Data about app and page elements
_ _ _ _ _ _ _

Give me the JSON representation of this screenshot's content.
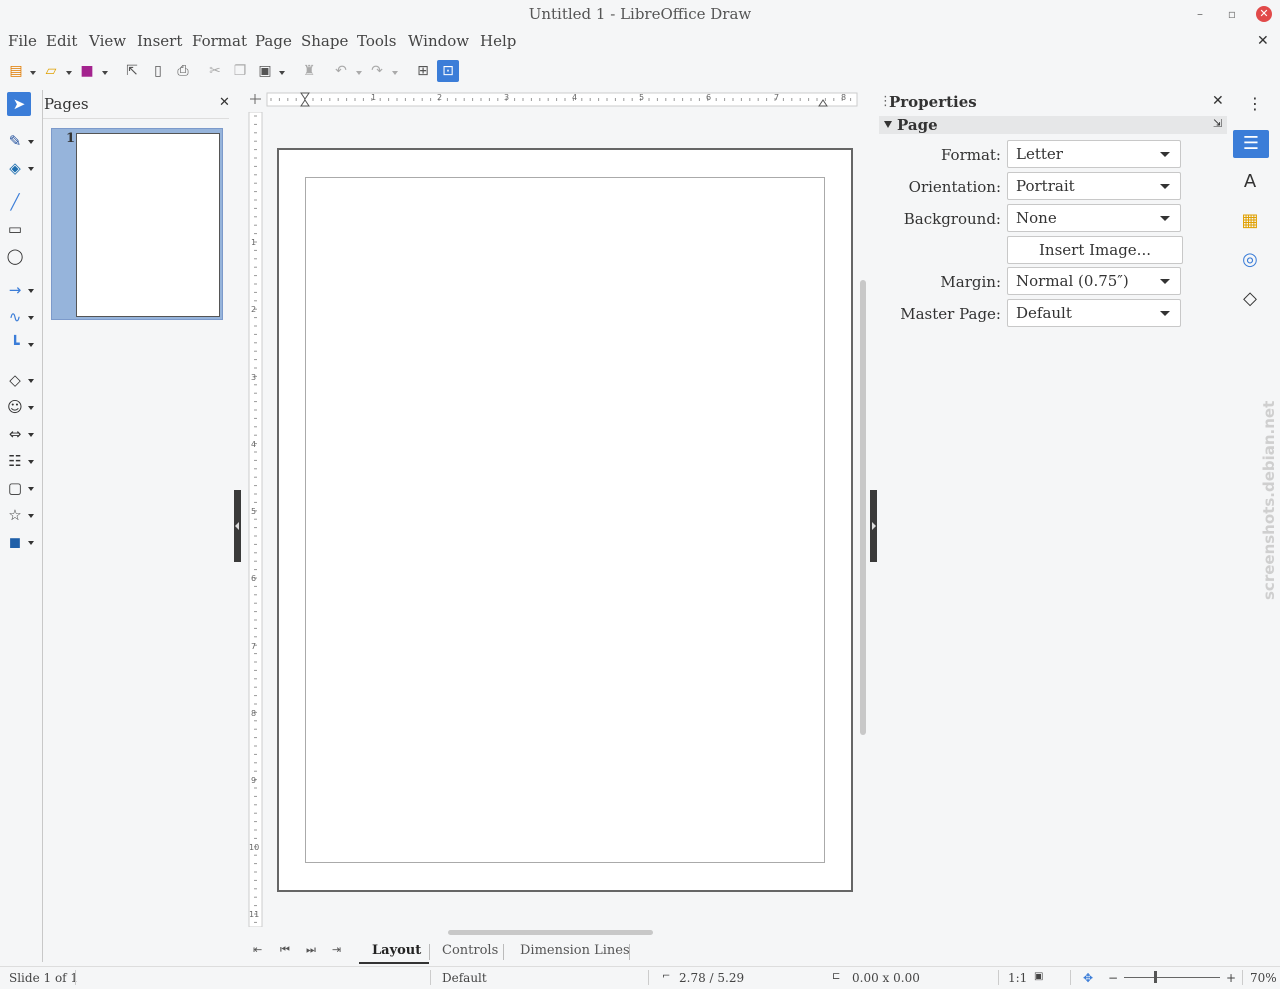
{
  "window": {
    "title": "Untitled 1 - LibreOffice Draw",
    "minimize": "–",
    "restore": "▫",
    "close": "✕",
    "doc_close": "✕"
  },
  "menu": [
    "File",
    "Edit",
    "View",
    "Insert",
    "Format",
    "Page",
    "Shape",
    "Tools",
    "Window",
    "Help"
  ],
  "toolbar_icons": [
    "new-icon",
    "open-icon",
    "save-icon",
    "export-icon",
    "export-pdf-icon",
    "print-icon",
    "cut-icon",
    "copy-icon",
    "paste-icon",
    "clone-formatting-icon",
    "undo-icon",
    "redo-icon",
    "grid-icon",
    "helplines-icon"
  ],
  "drawing_tools": [
    "select-icon",
    "line-color-icon",
    "fill-color-icon",
    "line-icon",
    "rectangle-icon",
    "ellipse-icon",
    "arrow-line-icon",
    "curve-icon",
    "connector-icon",
    "basic-shapes-icon",
    "symbol-shapes-icon",
    "block-arrows-icon",
    "flowchart-icon",
    "callouts-icon",
    "stars-icon",
    "3d-objects-icon"
  ],
  "pages_pane": {
    "title": "Pages",
    "close": "✕",
    "page_number": "1"
  },
  "ruler": {
    "h_numbers": [
      "1",
      "2",
      "3",
      "4",
      "5",
      "6",
      "7",
      "8"
    ],
    "v_numbers": [
      "1",
      "2",
      "3",
      "4",
      "5",
      "6",
      "7",
      "8",
      "9",
      "10",
      "11"
    ]
  },
  "layer_tabs": [
    "Layout",
    "Controls",
    "Dimension Lines"
  ],
  "properties": {
    "title": "Properties",
    "close": "✕",
    "section": "Page",
    "format_label": "Format:",
    "format_value": "Letter",
    "orientation_label": "Orientation:",
    "orientation_value": "Portrait",
    "background_label": "Background:",
    "background_value": "None",
    "insert_image": "Insert Image...",
    "margin_label": "Margin:",
    "margin_value": "Normal (0.75″)",
    "master_label": "Master Page:",
    "master_value": "Default"
  },
  "deck_icons": [
    "properties-icon",
    "styles-icon",
    "gallery-icon",
    "navigator-icon",
    "shapes-icon"
  ],
  "watermark": "screenshots.debian.net",
  "status": {
    "slide": "Slide 1 of 1",
    "master": "Default",
    "position": "2.78 / 5.29",
    "size": "0.00 x 0.00",
    "scale": "1:1",
    "zoom": "70%"
  },
  "colors": {
    "accent": "#3b7dd8",
    "page_selected": "#96b4db"
  }
}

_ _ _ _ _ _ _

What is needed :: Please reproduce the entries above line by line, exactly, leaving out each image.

Task output ::
Give me the JSON representation of this screenshot's content.
{
  "window": {
    "title": "Untitled 1 - LibreOffice Draw",
    "minimize": "–",
    "restore": "▫",
    "close": "✕",
    "doc_close": "✕"
  },
  "menu": [
    "File",
    "Edit",
    "View",
    "Insert",
    "Format",
    "Page",
    "Shape",
    "Tools",
    "Window",
    "Help"
  ],
  "toolbar_icons": [
    "new-icon",
    "open-icon",
    "save-icon",
    "export-icon",
    "export-pdf-icon",
    "print-icon",
    "cut-icon",
    "copy-icon",
    "paste-icon",
    "clone-formatting-icon",
    "undo-icon",
    "redo-icon",
    "grid-icon",
    "helplines-icon"
  ],
  "drawing_tools": [
    "select-icon",
    "line-color-icon",
    "fill-color-icon",
    "line-icon",
    "rectangle-icon",
    "ellipse-icon",
    "arrow-line-icon",
    "curve-icon",
    "connector-icon",
    "basic-shapes-icon",
    "symbol-shapes-icon",
    "block-arrows-icon",
    "flowchart-icon",
    "callouts-icon",
    "stars-icon",
    "3d-objects-icon"
  ],
  "pages_pane": {
    "title": "Pages",
    "close": "✕",
    "page_number": "1"
  },
  "ruler": {
    "h_numbers": [
      "1",
      "2",
      "3",
      "4",
      "5",
      "6",
      "7",
      "8"
    ],
    "v_numbers": [
      "1",
      "2",
      "3",
      "4",
      "5",
      "6",
      "7",
      "8",
      "9",
      "10",
      "11"
    ]
  },
  "layer_tabs": [
    "Layout",
    "Controls",
    "Dimension Lines"
  ],
  "properties": {
    "title": "Properties",
    "close": "✕",
    "section": "Page",
    "format_label": "Format:",
    "format_value": "Letter",
    "orientation_label": "Orientation:",
    "orientation_value": "Portrait",
    "background_label": "Background:",
    "background_value": "None",
    "insert_image": "Insert Image...",
    "margin_label": "Margin:",
    "margin_value": "Normal (0.75″)",
    "master_label": "Master Page:",
    "master_value": "Default"
  },
  "deck_icons": [
    "properties-icon",
    "styles-icon",
    "gallery-icon",
    "navigator-icon",
    "shapes-icon"
  ],
  "watermark": "screenshots.debian.net",
  "status": {
    "slide": "Slide 1 of 1",
    "master": "Default",
    "position": "2.78 / 5.29",
    "size": "0.00 x 0.00",
    "scale": "1:1",
    "zoom": "70%"
  },
  "colors": {
    "accent": "#3b7dd8",
    "page_selected": "#96b4db"
  }
}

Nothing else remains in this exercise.